The music texts and the elements of music that artists created are influence by the development of the society. The music and national identity of Taiwan has also been closely related. On account of the controversy and confusion of national identity between the name of states “China” and “Taiwan”, the development of music production can be discussed in the context of national identity.
The energetic power of nostalgia phenomena boost after the DPP (Democratic Progressive Party) became the leadership of the government, which emphasize the local art, local ideology instead of the great China concepts. Local Taiwanese, once taught to embrace “Chineseness”, have begun to state their own, local culture identity. •Numerous stars who once made their names as Mandarin singers are nowadays switching to recording in Taiwanese.
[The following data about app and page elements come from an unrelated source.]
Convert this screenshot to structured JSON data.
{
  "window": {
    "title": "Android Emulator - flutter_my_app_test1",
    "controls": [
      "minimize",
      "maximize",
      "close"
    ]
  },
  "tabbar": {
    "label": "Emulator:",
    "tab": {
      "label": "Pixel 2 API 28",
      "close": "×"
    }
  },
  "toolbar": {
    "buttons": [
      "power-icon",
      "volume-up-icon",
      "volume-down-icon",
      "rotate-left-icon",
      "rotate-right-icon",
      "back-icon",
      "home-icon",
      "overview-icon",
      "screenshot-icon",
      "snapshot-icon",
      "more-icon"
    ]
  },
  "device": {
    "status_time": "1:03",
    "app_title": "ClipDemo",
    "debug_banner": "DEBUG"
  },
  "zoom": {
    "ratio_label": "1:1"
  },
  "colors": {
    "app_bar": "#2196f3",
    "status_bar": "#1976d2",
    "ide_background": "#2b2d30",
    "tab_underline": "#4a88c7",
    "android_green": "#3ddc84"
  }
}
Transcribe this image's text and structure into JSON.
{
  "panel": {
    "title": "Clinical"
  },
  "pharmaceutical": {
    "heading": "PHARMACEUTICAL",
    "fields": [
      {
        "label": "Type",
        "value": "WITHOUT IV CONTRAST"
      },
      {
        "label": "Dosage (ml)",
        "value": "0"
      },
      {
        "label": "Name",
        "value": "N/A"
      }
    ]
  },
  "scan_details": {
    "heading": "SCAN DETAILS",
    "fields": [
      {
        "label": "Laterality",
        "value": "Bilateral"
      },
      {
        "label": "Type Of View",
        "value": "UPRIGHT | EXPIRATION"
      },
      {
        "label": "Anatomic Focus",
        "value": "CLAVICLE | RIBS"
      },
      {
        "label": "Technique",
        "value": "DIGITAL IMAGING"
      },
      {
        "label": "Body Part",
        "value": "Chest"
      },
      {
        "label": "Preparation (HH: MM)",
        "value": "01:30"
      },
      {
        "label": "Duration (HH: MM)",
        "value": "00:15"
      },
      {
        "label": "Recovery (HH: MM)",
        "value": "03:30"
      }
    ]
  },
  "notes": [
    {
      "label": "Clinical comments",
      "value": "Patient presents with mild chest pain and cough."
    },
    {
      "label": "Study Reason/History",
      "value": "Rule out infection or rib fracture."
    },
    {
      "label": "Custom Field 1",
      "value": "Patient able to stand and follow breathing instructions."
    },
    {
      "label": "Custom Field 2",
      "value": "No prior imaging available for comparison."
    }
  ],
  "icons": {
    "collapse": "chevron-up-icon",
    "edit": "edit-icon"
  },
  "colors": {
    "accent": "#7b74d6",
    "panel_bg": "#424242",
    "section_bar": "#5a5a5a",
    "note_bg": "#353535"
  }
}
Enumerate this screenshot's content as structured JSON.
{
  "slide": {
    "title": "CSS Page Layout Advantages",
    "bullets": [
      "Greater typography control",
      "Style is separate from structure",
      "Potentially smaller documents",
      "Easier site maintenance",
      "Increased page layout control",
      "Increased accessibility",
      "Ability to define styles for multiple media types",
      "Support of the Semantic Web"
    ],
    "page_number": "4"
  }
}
The increased presence of the Taiwanese language in the electronic media, and the popular music which makes use of it, is part of a wider social trend(Chun,A. Rossiter, N. and Shoesmith, B. 2004).
. The county government have even introduced compulsory Taiwanese language courses into school courses, and it is strongly encouraged to make music with not only in Taiwanese, it can also be the Hakka or aboriginal languages despite the Taiwanese is the majority.
To sum up, Taiwan identity has always been an important topic in the discussion of Taiwan’s cultural traditions. It is not only an abstract issue of historical discourse, but also profoundly affects the experience of the different classes of Taiwanese people. At a period when questions of historical identity are still very much at forefront of political debate in Taiwan, Popular music, even that with as little political content as the bars songs of the Taiyu ge repertoire, can now find itself at the heart of discussions about Taiwanese identity at various levels or society(Chun,A. Rossiter, N. and Shoesmith, B. 2004).
Chun,A. Rossiter, N. and Shoesmith, B.(2004). Refashioning pop music in Asia. London: RouledgeCurzon.
Music of Taiwan. Available at: https://en.wikipedia.org/wiki/Music_of_Taiwan
History of Taiwan. Available at: https://en.wikipedia.org/wiki/History_of_Taiwan